#### Task objective
Return all the entries word for word.

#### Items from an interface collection
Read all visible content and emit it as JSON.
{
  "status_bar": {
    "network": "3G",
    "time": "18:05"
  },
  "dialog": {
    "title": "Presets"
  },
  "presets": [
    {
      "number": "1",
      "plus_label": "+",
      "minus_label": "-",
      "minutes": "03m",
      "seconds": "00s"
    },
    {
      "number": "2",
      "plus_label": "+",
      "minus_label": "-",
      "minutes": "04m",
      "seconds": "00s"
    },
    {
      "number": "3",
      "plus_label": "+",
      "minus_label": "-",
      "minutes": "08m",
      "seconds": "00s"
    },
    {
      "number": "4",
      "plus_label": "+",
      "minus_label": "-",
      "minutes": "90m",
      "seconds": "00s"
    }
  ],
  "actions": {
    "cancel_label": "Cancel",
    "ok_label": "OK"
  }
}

#### Reply
Read all visible content and emit it as JSON.
{
  "status_bar": {
    "network": "3G",
    "time": "18:05"
  },
  "dialog": {
    "title": "Presets"
  },
  "presets": [
    {
      "number": "1",
      "plus_label": "+",
      "minus_label": "-",
      "minutes": "03m",
      "seconds": "00s"
    },
    {
      "number": "2",
      "plus_label": "+",
      "minus_label": "-",
      "minutes": "04m",
      "seconds": "00s"
    },
    {
      "number": "3",
      "plus_label": "+",
      "minus_label": "-",
      "minutes": "08m",
      "seconds": "00s"
    },
    {
      "number": "4",
      "plus_label": "+",
      "minus_label": "-",
      "minutes": "90m",
      "seconds": "00s"
    }
  ],
  "actions": {
    "cancel_label": "Cancel",
    "ok_label": "OK"
  }
}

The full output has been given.